_Assignment:_
Repeat exactly the line that contains "Serialize everything readable" and every line after it, down to the last line of the entries below. Do not include pictures.

_Records for the exercise:_
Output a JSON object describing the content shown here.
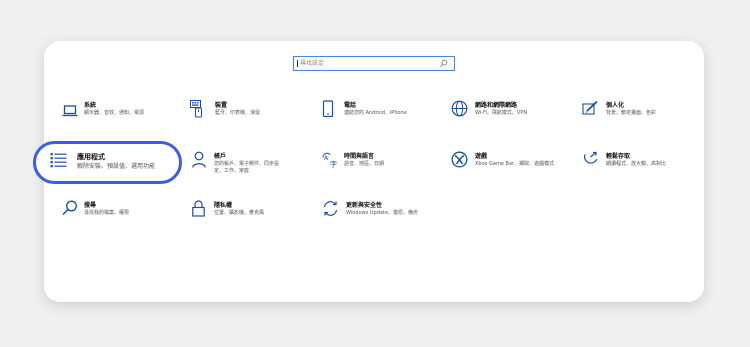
{
  "search": {
    "placeholder": "尋找設定"
  },
  "tiles": [
    {
      "title": "系統",
      "desc": "顯示器、音效、通知、電源",
      "icon": "laptop-icon"
    },
    {
      "title": "裝置",
      "desc": "藍牙、印表機、滑鼠",
      "icon": "keyboard-icon"
    },
    {
      "title": "電話",
      "desc": "連結您的 Android、iPhone",
      "icon": "phone-icon"
    },
    {
      "title": "網路和網際網路",
      "desc": "Wi-Fi、飛航模式、VPN",
      "icon": "globe-icon"
    },
    {
      "title": "個人化",
      "desc": "背景、鎖定畫面、色彩",
      "icon": "pen-icon"
    },
    {
      "title": "應用程式",
      "desc": "解除安裝、預設值、選用功能",
      "icon": "apps-list-icon"
    },
    {
      "title": "帳戶",
      "desc": "您的帳戶、電子郵件、同步設定、工作、家庭",
      "icon": "person-icon"
    },
    {
      "title": "時間與語言",
      "desc": "語音、地區、日期",
      "icon": "time-language-icon"
    },
    {
      "title": "遊戲",
      "desc": "Xbox Game Bar、擷取、遊戲模式",
      "icon": "xbox-icon"
    },
    {
      "title": "輕鬆存取",
      "desc": "朗讀程式、放大鏡、高對比",
      "icon": "ease-of-access-icon"
    },
    {
      "title": "搜尋",
      "desc": "尋找我的檔案、權限",
      "icon": "search-icon"
    },
    {
      "title": "隱私權",
      "desc": "位置、攝影機、麥克風",
      "icon": "lock-icon"
    },
    {
      "title": "更新與安全性",
      "desc": "Windows Update、復原、備份",
      "icon": "refresh-icon"
    }
  ],
  "colors": {
    "accent": "#3b5ee6",
    "icon": "#1a4f9c",
    "search_border": "#4a86d6"
  }
}
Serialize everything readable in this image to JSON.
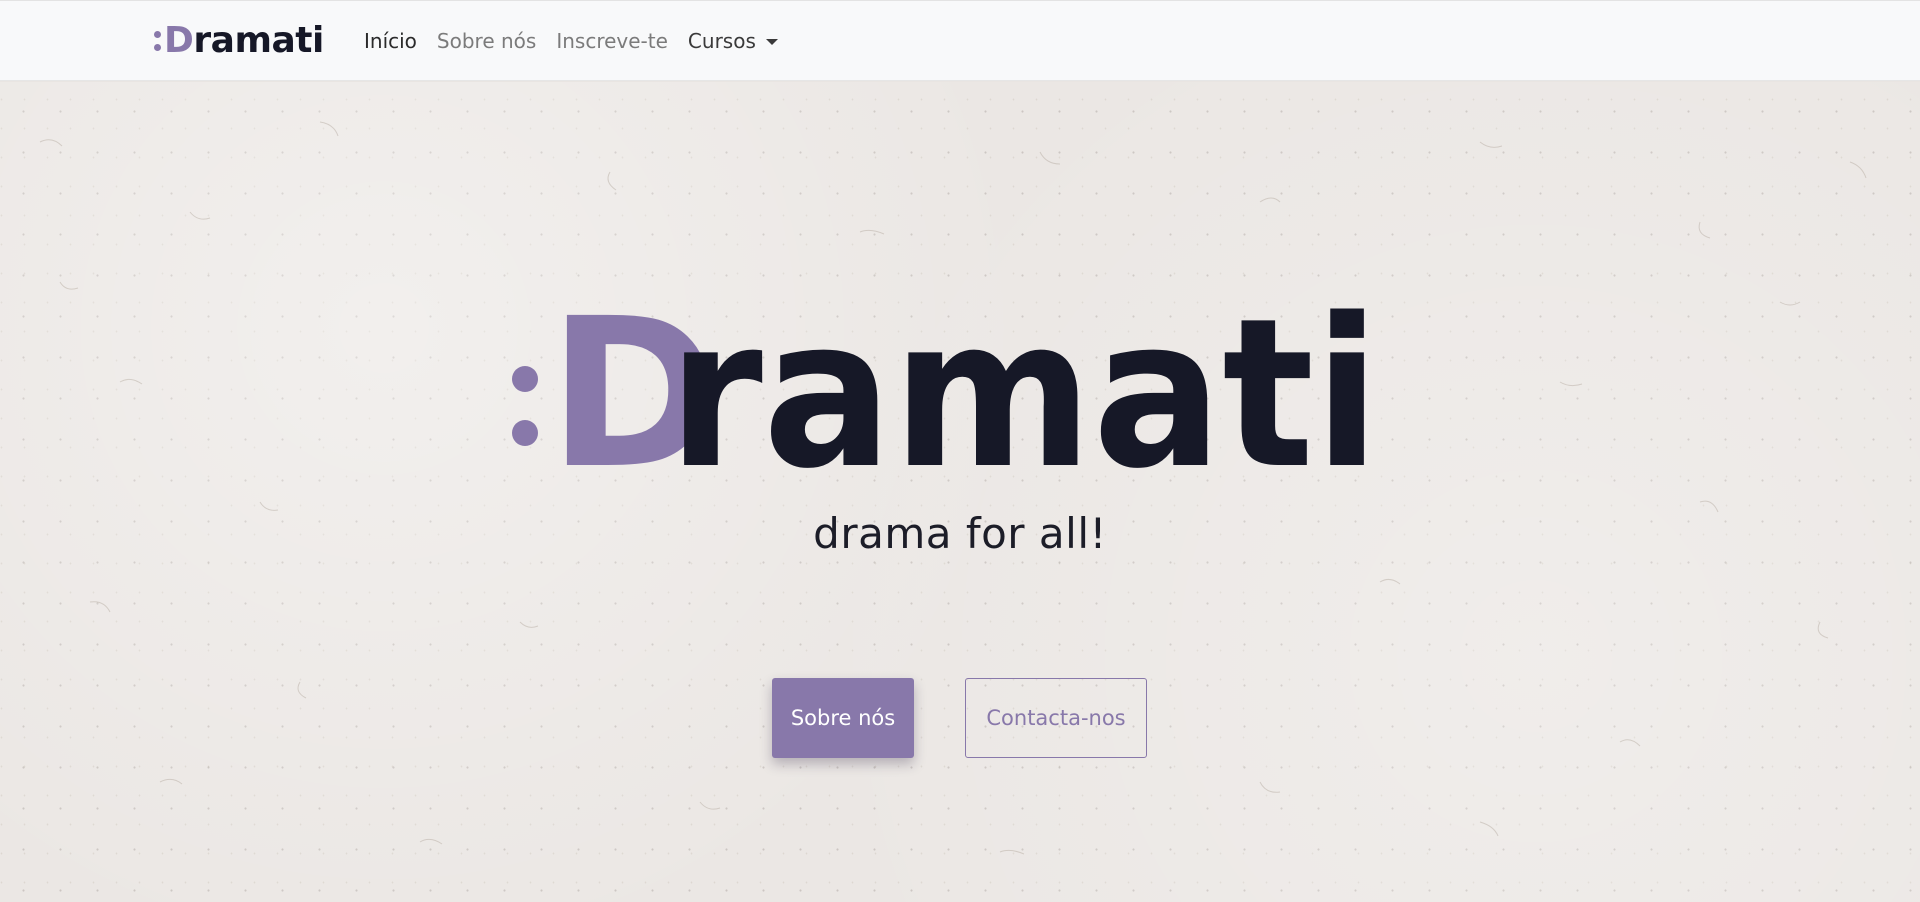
{
  "colors": {
    "brand_purple": "#8878aa",
    "brand_dark": "#161827",
    "navbar_bg": "#f8f9fa",
    "page_bg": "#ebe7e4"
  },
  "navbar": {
    "brand": {
      "colon_icon": "colon-dots-icon",
      "first_letter": "D",
      "rest": "ramati"
    },
    "links": [
      {
        "label": "Início",
        "active": true
      },
      {
        "label": "Sobre nós",
        "active": false
      },
      {
        "label": "Inscreve-te",
        "active": false
      },
      {
        "label": "Cursos",
        "active": false,
        "dropdown": true,
        "icon": "caret-down-icon"
      }
    ]
  },
  "hero": {
    "logo": {
      "first_letter": "D",
      "rest": "ramati"
    },
    "tagline": "drama for all!",
    "primary_button": "Sobre nós",
    "secondary_button": "Contacta-nos"
  }
}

_Exercise response:_
Serialize everything readable in this image to JSON.
{
  "colors": {
    "brand_purple": "#8878aa",
    "brand_dark": "#161827",
    "navbar_bg": "#f8f9fa",
    "page_bg": "#ebe7e4"
  },
  "navbar": {
    "brand": {
      "colon_icon": "colon-dots-icon",
      "first_letter": "D",
      "rest": "ramati"
    },
    "links": [
      {
        "label": "Início",
        "active": true
      },
      {
        "label": "Sobre nós",
        "active": false
      },
      {
        "label": "Inscreve-te",
        "active": false
      },
      {
        "label": "Cursos",
        "active": false,
        "dropdown": true,
        "icon": "caret-down-icon"
      }
    ]
  },
  "hero": {
    "logo": {
      "first_letter": "D",
      "rest": "ramati"
    },
    "tagline": "drama for all!",
    "primary_button": "Sobre nós",
    "secondary_button": "Contacta-nos"
  }
}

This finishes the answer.